The New Year is here, but I’m not really the kind of person to make New Year’s resolutions. I am satisfied with my grades from this past semester and don’t need to make the basic “exercise more” resolution. I suppose my resolution is to keep up what I’m already doing. Resolutions are a wonderful thing in theory, but often fail in practice. I believe that no one needs a specific time to make a change in himself or herself. A huge resolution is a daunting thought at the beginning of a new year. At any time, we can take small steps to reach a group for oneself. If it’s losing weight, pick a better meal. If it’s exercise, just go for a run as long as you can. That’s how I started running. I could barely make it to the corner at first but soon was running three miles. And it wasn’t a resolution of mine, but after taking a mandatory kinesiology class and having to run for that, I simply decided to keep it up. Really, the only thing stopping you from starting on the route towards goals is yourself. But don’t ever be disappointed in yourself if you try your best but don’t exactly meet your goal. The important thing is to try. Being too hard on ourselves causes stress, which no college student needs any more of. I’ve only just recently gotten back into a more comfortable sleeping schedule after finals. I’ve certainly been grateful for this break. I’ve used the time to do some writing, spend lots of time with my family, and basically just goof off in general. The break was made better when I saw my grade and how well I did. It’s gratifying when the work pays off.
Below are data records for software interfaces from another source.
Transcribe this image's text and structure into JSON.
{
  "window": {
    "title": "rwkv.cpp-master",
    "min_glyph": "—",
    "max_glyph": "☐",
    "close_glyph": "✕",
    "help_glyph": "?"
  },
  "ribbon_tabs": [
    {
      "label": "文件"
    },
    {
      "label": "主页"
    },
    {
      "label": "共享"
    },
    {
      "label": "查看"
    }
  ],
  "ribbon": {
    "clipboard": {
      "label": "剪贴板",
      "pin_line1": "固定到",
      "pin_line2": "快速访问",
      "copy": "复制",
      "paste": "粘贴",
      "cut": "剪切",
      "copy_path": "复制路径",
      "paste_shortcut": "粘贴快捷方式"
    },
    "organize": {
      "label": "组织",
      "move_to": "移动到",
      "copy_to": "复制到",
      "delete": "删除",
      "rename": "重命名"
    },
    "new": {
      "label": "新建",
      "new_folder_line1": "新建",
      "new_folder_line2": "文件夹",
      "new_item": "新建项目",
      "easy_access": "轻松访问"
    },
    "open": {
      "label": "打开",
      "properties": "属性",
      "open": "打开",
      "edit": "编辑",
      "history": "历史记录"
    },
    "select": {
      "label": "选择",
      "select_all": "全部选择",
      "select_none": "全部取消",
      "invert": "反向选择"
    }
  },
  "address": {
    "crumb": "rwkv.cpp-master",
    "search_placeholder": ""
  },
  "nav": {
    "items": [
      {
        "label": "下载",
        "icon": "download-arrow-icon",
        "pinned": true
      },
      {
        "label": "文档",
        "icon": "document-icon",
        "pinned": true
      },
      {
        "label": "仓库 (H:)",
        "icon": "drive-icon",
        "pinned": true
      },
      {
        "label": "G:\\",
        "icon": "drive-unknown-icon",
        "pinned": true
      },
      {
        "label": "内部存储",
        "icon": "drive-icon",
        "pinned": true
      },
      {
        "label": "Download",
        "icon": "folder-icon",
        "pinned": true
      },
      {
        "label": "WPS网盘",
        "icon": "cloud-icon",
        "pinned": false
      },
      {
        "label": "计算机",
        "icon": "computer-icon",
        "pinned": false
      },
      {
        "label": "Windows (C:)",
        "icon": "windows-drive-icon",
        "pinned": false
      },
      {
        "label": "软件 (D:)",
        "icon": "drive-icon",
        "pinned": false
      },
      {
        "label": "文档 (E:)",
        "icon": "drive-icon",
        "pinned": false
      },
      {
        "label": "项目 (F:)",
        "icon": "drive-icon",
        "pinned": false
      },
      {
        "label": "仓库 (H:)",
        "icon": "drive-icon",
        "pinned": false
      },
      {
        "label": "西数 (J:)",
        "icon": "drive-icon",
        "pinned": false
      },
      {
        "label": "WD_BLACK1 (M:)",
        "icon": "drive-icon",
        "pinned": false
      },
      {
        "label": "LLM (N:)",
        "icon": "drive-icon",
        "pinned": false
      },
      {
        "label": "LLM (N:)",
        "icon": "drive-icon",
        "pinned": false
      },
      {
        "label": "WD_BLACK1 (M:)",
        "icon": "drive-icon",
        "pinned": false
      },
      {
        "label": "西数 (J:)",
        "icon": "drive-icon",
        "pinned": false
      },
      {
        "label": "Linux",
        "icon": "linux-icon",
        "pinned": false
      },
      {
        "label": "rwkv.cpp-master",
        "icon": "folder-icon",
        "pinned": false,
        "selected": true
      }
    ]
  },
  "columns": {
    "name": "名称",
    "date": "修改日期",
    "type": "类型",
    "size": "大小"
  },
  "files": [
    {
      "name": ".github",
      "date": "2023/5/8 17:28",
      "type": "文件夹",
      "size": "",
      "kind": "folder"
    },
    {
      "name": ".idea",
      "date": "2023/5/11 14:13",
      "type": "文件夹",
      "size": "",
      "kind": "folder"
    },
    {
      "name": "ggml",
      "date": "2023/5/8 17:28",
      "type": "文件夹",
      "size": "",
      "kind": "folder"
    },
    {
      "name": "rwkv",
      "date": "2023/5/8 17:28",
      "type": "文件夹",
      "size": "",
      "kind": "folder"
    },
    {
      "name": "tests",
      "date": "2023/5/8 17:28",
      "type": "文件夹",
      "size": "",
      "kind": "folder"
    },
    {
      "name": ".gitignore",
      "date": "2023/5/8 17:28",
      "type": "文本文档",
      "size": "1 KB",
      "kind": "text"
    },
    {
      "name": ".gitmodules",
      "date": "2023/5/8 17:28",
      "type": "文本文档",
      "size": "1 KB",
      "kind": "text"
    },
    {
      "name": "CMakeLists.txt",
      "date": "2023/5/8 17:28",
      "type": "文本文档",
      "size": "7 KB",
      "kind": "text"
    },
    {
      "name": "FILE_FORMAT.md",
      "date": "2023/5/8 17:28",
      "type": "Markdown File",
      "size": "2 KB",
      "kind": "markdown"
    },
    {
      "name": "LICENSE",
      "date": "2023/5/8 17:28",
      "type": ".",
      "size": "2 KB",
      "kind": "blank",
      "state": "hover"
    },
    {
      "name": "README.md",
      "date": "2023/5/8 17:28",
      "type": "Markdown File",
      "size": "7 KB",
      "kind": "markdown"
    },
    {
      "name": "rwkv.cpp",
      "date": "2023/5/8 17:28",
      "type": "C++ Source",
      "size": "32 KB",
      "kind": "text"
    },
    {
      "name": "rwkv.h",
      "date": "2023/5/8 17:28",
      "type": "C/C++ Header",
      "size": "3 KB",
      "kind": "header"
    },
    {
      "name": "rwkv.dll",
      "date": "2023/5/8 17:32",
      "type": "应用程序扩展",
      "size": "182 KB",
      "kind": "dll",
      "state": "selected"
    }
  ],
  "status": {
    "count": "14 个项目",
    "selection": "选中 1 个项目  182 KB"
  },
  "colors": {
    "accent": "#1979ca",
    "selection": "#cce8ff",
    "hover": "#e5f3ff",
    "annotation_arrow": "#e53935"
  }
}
My family is looking forward to me staying here when my sister and brother are back in school. I’ll probably help chauffeur my siblings. My sister is already excited for me to help her with chemistry. They’re also jealous that I have a longer break then them. I’ll be heading back to Texas a few days before break is over, riding with my grandparents and my cat. I’m actually really excited about my classes next year and will also be taking my first online class.